Of fasting I say this: It is right to fast frequently in order to subdue and control the body. For when the stomach is full, the body does not serve for preaching, for praying, or studying, or for doing anything else that is good. Under such circumstances God’s Word cannot remain. But one should not fast with a view to meriting something by it as by a good work.

In more recent times the evangelical church in South Korea has taught the rest of the world a lesson in prayer and fasting. The first Protestant church was planted in Korea in 1884. One hundred years later there were 30,000 churches. That’s an average of 300 new churches a year for 100 years. Today evangelicals comprise about 30% of the population. God has used many means to do this great work. One of them is a recovery not just of dynamic prayer, but of fasting-prayer.

Application for today:

So the question is asked, ‘Do I believe that fasting is still something worthwhile for the believer?’

I answer with this; Jesus taught it, he modelled it, the apostles did it, a mighty man of God before Jesus did it. So yes, I absolutely believe that fasting is worthwhile for believers today.

I believe fasting is helpful in that it reminds us that our bodies are weak and will pass away and therefore keeps our focus on our all-sustaining, all-powerful Father, unlike the Pharisees who took fasting and made it their object. They fasted twice a week without fail, but they did not know God. Fasting is not the object, God is.

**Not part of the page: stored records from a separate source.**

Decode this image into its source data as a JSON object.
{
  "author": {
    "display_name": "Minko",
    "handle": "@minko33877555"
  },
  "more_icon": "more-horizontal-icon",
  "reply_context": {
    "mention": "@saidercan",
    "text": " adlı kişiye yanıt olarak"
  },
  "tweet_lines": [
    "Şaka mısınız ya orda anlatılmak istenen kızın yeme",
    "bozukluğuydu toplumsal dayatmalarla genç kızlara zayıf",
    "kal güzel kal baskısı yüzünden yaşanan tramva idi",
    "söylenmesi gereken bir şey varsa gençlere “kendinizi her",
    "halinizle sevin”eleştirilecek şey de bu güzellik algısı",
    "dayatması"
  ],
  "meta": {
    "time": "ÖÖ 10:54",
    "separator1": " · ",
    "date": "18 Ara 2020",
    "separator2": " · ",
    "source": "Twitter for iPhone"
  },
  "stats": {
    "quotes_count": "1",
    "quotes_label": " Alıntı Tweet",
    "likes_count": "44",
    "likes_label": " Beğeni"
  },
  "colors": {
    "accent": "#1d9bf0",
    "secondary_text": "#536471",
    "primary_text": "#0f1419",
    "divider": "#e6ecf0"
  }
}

John Piper’s work on the subject of fasting has been used in putting this together.